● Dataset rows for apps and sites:
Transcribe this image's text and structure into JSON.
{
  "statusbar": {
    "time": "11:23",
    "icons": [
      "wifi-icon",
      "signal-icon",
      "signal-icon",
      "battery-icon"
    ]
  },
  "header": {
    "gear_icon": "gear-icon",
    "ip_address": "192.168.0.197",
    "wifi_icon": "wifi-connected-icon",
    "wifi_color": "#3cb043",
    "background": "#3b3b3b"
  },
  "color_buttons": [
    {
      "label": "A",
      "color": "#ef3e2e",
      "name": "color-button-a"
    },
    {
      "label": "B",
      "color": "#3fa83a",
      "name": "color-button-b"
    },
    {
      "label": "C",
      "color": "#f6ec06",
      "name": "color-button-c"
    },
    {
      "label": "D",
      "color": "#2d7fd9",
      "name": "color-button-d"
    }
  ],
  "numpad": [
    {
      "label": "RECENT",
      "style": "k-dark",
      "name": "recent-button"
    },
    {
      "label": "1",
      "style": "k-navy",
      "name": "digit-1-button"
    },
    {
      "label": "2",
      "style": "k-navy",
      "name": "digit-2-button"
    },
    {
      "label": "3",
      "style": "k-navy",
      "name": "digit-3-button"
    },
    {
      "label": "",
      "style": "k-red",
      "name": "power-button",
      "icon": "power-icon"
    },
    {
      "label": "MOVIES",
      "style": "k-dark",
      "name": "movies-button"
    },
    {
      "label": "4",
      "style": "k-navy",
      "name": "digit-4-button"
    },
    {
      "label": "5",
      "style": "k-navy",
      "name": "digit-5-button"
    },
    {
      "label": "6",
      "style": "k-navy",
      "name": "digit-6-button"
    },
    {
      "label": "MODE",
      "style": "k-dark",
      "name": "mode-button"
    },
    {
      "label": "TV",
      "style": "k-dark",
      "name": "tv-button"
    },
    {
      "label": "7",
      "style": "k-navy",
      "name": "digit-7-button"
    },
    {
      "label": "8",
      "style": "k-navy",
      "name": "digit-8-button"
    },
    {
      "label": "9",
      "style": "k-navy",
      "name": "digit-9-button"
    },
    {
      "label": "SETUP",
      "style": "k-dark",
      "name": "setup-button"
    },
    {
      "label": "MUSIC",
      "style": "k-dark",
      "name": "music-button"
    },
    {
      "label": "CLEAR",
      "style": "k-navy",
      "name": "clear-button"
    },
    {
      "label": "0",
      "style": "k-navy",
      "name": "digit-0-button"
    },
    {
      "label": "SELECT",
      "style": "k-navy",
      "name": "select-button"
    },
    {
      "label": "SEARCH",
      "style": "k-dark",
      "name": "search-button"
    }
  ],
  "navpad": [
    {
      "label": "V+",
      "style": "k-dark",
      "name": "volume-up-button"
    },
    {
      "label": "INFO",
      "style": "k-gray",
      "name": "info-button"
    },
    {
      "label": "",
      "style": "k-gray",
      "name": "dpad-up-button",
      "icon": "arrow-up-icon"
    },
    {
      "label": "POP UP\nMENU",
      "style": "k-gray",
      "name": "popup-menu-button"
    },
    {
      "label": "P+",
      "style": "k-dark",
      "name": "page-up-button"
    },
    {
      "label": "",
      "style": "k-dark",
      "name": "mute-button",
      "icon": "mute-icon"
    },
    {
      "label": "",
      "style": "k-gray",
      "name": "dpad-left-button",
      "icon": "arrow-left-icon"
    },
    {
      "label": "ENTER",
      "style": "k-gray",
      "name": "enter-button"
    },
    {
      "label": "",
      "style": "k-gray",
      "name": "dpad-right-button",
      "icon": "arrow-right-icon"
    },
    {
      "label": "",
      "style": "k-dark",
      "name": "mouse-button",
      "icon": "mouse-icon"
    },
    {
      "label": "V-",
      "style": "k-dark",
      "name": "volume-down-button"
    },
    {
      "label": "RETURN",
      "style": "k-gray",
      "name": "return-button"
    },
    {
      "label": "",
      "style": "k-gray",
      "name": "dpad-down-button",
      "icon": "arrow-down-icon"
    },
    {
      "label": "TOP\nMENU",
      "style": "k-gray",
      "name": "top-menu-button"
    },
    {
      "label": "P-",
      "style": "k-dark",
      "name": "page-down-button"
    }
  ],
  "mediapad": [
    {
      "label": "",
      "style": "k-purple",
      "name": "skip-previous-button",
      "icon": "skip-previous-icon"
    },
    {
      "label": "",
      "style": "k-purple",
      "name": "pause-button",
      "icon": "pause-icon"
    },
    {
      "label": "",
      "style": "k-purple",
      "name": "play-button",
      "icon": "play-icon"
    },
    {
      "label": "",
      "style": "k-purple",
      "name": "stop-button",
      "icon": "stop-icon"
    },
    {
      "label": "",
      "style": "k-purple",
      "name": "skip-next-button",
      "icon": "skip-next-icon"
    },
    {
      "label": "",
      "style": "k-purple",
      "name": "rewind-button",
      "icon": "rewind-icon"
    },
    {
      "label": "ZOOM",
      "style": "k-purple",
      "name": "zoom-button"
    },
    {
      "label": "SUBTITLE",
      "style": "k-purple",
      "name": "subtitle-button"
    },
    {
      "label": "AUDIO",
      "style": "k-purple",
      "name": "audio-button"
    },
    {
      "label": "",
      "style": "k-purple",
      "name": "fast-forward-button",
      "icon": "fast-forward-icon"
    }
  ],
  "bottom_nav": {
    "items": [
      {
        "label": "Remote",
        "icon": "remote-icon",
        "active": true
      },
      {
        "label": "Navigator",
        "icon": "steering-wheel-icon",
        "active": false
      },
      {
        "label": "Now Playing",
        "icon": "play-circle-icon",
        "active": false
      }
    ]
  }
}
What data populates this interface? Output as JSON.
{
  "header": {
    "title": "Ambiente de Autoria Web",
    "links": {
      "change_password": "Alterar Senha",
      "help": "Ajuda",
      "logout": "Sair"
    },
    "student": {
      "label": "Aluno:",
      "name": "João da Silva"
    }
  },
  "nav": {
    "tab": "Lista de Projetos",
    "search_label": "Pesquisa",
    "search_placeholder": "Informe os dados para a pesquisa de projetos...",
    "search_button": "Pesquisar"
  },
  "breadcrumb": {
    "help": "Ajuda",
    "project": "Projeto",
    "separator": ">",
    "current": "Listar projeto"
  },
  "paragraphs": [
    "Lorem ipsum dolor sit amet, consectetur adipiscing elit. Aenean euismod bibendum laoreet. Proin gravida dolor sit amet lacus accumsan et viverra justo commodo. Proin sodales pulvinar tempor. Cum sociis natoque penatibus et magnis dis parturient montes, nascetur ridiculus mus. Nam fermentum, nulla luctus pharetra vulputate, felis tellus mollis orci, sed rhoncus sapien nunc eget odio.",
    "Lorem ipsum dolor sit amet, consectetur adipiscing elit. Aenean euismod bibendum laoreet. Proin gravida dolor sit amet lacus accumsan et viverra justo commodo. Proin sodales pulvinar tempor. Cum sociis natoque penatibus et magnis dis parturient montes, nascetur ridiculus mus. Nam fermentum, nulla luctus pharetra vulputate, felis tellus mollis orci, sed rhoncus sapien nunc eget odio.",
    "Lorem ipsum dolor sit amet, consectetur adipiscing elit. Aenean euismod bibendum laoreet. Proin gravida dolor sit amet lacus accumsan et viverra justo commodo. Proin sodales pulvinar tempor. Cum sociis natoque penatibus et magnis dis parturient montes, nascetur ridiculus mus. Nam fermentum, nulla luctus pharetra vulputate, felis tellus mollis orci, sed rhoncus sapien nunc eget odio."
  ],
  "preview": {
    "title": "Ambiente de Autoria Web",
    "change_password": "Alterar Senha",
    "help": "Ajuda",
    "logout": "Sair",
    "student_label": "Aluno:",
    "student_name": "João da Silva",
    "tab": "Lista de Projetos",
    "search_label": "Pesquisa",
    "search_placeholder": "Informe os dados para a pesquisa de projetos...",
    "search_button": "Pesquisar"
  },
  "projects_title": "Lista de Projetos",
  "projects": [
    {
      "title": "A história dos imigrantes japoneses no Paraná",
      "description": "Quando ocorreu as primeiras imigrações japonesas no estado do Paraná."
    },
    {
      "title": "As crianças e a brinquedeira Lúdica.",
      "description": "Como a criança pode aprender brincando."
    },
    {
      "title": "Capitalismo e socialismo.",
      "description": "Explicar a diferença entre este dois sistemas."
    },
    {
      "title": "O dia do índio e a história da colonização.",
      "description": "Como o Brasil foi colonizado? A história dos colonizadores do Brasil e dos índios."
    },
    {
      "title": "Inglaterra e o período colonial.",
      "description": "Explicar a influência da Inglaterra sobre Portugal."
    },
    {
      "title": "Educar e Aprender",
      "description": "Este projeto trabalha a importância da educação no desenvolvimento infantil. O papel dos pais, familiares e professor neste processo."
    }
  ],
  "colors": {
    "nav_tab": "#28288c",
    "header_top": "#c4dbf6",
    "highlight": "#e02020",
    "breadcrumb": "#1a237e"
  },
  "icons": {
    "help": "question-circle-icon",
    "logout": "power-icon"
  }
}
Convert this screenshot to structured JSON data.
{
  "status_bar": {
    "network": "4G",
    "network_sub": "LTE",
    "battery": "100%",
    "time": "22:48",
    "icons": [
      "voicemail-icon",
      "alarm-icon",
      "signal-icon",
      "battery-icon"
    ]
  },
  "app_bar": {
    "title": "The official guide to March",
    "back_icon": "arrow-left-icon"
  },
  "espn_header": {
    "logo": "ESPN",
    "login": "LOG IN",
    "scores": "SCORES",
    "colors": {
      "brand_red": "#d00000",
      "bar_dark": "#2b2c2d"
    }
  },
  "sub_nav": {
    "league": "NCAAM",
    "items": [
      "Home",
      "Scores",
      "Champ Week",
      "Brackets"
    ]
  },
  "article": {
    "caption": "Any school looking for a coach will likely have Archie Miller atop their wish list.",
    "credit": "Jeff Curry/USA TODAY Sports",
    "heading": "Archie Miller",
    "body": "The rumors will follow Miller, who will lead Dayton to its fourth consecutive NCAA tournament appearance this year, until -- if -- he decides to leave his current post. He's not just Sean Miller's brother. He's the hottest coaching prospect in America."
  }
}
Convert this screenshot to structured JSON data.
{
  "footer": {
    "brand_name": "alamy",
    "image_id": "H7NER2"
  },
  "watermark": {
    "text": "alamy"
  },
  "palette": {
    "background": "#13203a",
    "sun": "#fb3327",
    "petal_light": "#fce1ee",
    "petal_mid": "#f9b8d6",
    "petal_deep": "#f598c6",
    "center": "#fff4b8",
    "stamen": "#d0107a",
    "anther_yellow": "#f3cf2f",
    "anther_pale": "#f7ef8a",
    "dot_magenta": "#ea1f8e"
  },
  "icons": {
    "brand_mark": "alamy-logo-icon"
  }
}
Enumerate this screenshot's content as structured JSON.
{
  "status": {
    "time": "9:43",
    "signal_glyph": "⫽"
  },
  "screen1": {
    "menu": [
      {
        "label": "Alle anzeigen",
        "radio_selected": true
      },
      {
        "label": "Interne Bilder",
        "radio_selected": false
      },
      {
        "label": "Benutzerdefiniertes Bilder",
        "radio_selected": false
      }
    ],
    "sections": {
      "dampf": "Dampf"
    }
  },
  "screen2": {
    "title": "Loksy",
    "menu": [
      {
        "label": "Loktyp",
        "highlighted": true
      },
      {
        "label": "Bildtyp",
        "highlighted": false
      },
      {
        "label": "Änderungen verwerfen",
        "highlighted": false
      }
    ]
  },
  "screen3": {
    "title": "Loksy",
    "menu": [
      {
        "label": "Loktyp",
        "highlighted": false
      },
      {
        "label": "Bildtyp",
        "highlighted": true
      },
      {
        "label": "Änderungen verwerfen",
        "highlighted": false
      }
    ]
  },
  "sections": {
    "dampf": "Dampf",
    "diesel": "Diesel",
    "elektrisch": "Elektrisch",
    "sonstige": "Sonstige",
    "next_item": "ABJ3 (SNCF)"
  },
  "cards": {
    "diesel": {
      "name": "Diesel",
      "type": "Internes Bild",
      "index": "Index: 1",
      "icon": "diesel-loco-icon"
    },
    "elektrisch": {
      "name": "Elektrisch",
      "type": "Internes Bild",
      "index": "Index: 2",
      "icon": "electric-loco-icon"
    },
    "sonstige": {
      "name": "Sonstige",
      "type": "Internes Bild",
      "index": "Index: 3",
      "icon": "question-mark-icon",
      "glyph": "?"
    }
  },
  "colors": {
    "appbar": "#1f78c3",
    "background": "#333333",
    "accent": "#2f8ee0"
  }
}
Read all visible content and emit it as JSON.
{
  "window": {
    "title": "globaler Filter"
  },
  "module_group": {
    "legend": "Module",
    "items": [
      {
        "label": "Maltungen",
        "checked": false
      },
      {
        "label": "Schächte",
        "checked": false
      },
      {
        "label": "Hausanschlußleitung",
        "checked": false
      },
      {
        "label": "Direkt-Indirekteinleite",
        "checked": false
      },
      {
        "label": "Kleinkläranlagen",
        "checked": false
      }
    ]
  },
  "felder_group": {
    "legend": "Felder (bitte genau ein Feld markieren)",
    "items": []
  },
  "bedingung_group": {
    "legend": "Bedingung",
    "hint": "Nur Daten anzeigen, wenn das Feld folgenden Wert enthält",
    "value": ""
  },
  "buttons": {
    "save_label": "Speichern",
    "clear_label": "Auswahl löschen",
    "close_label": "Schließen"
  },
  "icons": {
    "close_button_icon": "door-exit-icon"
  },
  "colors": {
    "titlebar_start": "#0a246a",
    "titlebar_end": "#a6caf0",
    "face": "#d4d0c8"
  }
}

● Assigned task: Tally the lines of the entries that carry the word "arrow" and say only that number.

● Response area: 5